- Is America’s Ukrainian War Fatigue” Real?
- Power of the people in Georgia: The EU must remain vigilant
- Impact of the Cyprus Election Results on the Security of the Eastern Mediterranean Region
- Dynamics of China-Russia relations against the backdrop of the Russo-Ukrainian War
- The Russia-Ukraine War and Russia's Long-Term Strategic Interests
- On the "Agent of Foreign Influence'' Bill and Its Disastrous Consequences for Georgia
- Hybrid War with Russian Rules and Ukrainian Resistance
- Moldova’s challenges alongside the war in Ukraine
- Is Israel's New Government Shifting its Policy towards the Russia-Ukraine War?

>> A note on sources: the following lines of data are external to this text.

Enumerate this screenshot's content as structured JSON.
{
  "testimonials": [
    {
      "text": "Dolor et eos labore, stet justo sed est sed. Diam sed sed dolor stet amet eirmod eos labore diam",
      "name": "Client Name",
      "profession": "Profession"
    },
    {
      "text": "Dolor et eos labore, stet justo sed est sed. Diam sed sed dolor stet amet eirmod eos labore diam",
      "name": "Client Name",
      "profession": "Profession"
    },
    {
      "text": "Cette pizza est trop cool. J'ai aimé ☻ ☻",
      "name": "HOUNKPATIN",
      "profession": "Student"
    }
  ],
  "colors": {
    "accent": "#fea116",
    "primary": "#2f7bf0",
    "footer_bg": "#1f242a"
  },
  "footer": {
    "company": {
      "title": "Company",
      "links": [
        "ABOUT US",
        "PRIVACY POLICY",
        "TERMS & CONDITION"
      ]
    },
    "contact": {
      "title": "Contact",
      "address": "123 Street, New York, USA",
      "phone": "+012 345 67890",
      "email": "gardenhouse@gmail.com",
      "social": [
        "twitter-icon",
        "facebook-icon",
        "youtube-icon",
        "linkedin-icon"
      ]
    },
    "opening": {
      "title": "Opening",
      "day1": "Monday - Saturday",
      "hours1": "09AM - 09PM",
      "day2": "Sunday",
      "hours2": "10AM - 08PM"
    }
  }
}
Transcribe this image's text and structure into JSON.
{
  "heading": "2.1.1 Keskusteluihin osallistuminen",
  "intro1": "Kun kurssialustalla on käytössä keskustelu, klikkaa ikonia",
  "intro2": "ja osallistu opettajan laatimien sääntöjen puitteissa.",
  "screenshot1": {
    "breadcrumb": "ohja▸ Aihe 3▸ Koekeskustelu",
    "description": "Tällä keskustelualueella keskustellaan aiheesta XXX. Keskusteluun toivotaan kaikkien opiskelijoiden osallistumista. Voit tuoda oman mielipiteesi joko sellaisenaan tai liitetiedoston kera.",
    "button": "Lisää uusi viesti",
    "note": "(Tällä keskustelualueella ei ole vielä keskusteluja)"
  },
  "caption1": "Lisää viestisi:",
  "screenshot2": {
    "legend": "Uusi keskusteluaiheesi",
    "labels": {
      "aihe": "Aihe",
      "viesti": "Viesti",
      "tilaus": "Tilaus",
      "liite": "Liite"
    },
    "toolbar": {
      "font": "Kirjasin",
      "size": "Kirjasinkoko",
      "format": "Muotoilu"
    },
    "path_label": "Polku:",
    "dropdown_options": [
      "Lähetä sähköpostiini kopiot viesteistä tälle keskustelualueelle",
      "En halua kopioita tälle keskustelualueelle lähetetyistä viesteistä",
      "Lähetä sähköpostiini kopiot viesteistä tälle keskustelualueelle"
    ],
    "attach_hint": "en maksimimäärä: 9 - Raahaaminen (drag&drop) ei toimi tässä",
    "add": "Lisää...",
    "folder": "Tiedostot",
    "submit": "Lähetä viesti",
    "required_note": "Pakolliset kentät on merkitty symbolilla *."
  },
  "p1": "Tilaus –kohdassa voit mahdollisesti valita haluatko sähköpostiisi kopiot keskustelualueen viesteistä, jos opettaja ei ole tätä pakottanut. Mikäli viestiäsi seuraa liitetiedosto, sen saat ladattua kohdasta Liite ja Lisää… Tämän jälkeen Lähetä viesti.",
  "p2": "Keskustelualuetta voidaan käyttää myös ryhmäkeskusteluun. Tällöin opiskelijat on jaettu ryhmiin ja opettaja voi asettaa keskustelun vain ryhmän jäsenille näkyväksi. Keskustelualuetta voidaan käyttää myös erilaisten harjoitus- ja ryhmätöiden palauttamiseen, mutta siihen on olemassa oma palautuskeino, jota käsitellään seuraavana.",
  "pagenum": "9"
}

- Geopolitics, Turkish Style, and How to React to It
- What is Belarus preparing for
- Belarus and Russia deepen trade and economic relations with occupied Abkhazia: A prerequisite for recognition of Abkhazia's “independence”?
- "Captured emotions" - Russian propaganda
- The Eighth Package of Sanctions - Response to Russian Annexation and Illegal Referendums
- What’s next for Italy’s foreign policy after Giorgia Meloni’s victory?
- Lukashenko's Visit to Occupied Abkhazia: Review and Assessments
- Occupied Abkhazia: The Attack on the Civil Sector and International Organizations
- Tajikistan’s Costly Chinese Loans: When Sovereignty Becomes a Currency
- What could be the cost of “Putin’s face-saving” for European relations
- Why the China-Kyrgyzstan-Uzbekistan Railway Matters More than Ever
- In line for the candidate status, Georgia will get a European perspective. What are we worried about?
- The West vs Russia: The Reset once again?!
- The Political Crisis in Moldova: A Deadlock without the Way Out?
- Vladimir Putin's Annual Grand Press Conference - Notable Elements and Messages
- Decisive Struggle for the Independence of the Ukrainian Church
- Current Foreign Policy of Georgia: How Effective is it in Dealing with the Existing Challenges?